Read the lines of the data below and retrieve those with "true".

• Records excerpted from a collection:
+---+

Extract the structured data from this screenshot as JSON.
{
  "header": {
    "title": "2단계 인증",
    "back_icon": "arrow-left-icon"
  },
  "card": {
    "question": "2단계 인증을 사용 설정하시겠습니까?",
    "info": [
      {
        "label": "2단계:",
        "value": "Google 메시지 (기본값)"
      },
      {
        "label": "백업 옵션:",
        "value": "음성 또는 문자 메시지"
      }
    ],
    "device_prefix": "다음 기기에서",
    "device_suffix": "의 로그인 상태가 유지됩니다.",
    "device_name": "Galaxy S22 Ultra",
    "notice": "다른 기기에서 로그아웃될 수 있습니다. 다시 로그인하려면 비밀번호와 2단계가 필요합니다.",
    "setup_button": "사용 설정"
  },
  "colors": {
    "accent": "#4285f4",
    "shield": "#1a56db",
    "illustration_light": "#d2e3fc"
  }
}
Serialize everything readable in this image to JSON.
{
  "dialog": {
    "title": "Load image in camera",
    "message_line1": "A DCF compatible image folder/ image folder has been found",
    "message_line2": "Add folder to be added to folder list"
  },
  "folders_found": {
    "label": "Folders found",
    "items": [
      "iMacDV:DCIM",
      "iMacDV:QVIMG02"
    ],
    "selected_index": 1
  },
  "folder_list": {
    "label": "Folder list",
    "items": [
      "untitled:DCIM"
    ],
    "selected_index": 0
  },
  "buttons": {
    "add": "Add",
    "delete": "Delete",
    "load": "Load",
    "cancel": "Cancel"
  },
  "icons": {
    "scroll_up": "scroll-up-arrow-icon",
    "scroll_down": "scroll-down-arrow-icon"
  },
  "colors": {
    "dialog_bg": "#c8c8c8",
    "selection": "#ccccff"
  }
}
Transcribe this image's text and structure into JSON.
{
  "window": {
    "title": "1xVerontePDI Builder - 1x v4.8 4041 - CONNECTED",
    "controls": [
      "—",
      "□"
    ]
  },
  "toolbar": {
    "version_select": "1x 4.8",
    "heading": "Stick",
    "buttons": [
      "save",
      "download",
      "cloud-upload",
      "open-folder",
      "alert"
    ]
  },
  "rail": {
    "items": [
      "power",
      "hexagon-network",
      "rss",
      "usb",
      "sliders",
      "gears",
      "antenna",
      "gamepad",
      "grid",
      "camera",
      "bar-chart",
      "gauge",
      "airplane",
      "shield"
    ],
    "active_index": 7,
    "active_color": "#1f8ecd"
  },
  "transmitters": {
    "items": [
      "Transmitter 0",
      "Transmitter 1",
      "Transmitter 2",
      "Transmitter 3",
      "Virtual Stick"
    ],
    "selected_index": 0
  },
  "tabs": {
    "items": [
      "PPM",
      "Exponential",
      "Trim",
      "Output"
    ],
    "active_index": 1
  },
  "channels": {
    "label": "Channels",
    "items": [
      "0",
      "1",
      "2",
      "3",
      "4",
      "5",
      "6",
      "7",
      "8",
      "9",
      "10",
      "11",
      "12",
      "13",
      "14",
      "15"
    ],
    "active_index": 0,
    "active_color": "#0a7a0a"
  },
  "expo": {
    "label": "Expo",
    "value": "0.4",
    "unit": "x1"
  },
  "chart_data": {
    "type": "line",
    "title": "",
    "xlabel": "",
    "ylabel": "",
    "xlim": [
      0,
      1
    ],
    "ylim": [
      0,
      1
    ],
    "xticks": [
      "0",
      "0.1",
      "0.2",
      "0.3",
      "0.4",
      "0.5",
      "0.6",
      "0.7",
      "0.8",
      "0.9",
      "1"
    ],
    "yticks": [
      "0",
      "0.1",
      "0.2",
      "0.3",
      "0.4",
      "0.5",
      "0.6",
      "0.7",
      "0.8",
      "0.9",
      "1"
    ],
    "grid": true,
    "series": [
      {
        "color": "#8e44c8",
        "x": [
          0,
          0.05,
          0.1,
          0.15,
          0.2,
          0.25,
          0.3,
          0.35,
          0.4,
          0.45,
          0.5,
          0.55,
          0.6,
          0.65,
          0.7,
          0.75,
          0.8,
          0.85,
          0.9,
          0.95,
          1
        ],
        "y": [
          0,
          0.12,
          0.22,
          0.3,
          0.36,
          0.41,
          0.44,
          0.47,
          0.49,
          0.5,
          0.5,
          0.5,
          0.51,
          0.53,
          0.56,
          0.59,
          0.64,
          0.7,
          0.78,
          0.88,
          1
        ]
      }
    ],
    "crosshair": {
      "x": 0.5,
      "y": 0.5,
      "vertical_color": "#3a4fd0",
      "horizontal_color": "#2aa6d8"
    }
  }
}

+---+

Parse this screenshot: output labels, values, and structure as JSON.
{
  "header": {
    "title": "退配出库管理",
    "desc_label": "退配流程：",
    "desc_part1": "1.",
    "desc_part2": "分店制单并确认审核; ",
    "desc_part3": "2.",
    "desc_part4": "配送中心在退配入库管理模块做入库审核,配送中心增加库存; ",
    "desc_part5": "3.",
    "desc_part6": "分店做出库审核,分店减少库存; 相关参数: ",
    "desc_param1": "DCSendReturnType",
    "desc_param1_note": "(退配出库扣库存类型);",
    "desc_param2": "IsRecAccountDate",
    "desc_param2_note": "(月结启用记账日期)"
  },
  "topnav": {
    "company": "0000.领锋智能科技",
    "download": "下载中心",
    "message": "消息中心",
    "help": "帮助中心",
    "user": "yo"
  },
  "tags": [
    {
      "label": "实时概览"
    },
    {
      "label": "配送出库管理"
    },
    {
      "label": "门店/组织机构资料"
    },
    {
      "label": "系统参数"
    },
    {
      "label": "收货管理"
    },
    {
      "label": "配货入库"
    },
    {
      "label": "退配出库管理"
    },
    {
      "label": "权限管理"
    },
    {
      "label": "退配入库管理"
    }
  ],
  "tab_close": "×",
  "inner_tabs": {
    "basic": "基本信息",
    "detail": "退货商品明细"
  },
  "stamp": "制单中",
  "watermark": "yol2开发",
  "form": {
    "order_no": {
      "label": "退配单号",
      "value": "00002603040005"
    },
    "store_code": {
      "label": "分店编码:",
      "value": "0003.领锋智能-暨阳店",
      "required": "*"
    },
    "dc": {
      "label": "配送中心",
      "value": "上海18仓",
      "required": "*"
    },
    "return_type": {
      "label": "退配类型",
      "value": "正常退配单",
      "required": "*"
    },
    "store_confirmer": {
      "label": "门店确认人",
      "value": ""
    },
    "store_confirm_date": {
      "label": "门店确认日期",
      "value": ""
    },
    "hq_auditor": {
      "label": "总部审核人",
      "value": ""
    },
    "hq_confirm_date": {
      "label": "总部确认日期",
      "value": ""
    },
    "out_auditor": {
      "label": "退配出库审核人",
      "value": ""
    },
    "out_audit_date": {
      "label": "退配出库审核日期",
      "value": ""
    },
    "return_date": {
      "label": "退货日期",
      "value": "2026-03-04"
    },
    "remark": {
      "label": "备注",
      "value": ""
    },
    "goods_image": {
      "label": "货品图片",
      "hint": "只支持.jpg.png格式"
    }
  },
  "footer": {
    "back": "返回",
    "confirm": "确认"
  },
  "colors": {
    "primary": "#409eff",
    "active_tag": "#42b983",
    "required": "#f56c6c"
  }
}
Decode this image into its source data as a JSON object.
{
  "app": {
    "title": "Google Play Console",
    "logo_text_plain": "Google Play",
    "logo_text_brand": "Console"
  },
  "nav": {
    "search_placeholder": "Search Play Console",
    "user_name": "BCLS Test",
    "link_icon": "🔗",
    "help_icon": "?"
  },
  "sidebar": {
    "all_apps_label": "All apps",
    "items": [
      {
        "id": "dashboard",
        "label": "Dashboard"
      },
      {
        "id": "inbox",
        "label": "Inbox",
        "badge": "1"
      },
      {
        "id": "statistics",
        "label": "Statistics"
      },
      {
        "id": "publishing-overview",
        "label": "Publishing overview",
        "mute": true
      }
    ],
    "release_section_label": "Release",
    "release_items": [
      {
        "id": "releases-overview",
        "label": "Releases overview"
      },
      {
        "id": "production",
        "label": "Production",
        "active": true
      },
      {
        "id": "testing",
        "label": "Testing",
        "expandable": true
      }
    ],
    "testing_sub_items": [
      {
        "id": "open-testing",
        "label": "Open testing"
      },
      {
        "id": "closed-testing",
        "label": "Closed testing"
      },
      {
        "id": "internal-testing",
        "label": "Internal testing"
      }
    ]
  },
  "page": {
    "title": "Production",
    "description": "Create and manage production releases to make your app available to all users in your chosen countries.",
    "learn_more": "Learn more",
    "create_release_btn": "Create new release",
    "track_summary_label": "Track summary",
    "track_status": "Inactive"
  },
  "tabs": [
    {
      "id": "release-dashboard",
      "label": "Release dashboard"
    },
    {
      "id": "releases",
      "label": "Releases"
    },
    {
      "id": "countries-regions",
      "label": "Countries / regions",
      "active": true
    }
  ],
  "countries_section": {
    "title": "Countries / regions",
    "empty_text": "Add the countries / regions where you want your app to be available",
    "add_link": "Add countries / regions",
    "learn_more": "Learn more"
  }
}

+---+

• The completed task:
    "grid": true,
        "mute": true
        "active": true
        "expandable": true
      "active": true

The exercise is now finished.